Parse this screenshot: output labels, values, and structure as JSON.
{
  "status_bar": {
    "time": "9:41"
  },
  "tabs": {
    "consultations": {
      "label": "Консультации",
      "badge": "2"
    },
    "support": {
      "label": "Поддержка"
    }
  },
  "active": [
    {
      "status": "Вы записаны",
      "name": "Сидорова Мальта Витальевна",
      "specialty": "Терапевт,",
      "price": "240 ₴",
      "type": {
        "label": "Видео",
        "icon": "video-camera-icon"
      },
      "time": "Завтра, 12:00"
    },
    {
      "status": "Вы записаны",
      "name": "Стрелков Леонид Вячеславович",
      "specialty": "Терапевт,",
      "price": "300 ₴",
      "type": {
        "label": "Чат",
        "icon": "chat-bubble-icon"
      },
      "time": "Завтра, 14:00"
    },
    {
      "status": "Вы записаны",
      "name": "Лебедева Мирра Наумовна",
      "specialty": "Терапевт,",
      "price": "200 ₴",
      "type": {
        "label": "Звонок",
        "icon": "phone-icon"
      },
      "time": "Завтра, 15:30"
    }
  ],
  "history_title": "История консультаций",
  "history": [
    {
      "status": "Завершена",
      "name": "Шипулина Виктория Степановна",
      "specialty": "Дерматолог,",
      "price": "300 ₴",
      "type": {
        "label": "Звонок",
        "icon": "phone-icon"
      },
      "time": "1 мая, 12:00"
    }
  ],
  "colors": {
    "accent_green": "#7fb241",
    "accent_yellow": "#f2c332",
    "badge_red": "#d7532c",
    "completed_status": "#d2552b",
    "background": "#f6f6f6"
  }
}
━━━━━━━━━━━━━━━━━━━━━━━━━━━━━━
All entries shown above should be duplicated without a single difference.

### [Reply]
Parse this screenshot: output labels, values, and structure as JSON.
{
  "status_bar": {
    "time": "9:41"
  },
  "tabs": {
    "consultations": {
      "label": "Консультации",
      "badge": "2"
    },
    "support": {
      "label": "Поддержка"
    }
  },
  "active": [
    {
      "status": "Вы записаны",
      "name": "Сидорова Мальта Витальевна",
      "specialty": "Терапевт,",
      "price": "240 ₴",
      "type": {
        "label": "Видео",
        "icon": "video-camera-icon"
      },
      "time": "Завтра, 12:00"
    },
    {
      "status": "Вы записаны",
      "name": "Стрелков Леонид Вячеславович",
      "specialty": "Терапевт,",
      "price": "300 ₴",
      "type": {
        "label": "Чат",
        "icon": "chat-bubble-icon"
      },
      "time": "Завтра, 14:00"
    },
    {
      "status": "Вы записаны",
      "name": "Лебедева Мирра Наумовна",
      "specialty": "Терапевт,",
      "price": "200 ₴",
      "type": {
        "label": "Звонок",
        "icon": "phone-icon"
      },
      "time": "Завтра, 15:30"
    }
  ],
  "history_title": "История консультаций",
  "history": [
    {
      "status": "Завершена",
      "name": "Шипулина Виктория Степановна",
      "specialty": "Дерматолог,",
      "price": "300 ₴",
      "type": {
        "label": "Звонок",
        "icon": "phone-icon"
      },
      "time": "1 мая, 12:00"
    }
  ],
  "colors": {
    "accent_green": "#7fb241",
    "accent_yellow": "#f2c332",
    "badge_red": "#d7532c",
    "completed_status": "#d2552b",
    "background": "#f6f6f6"
  }
}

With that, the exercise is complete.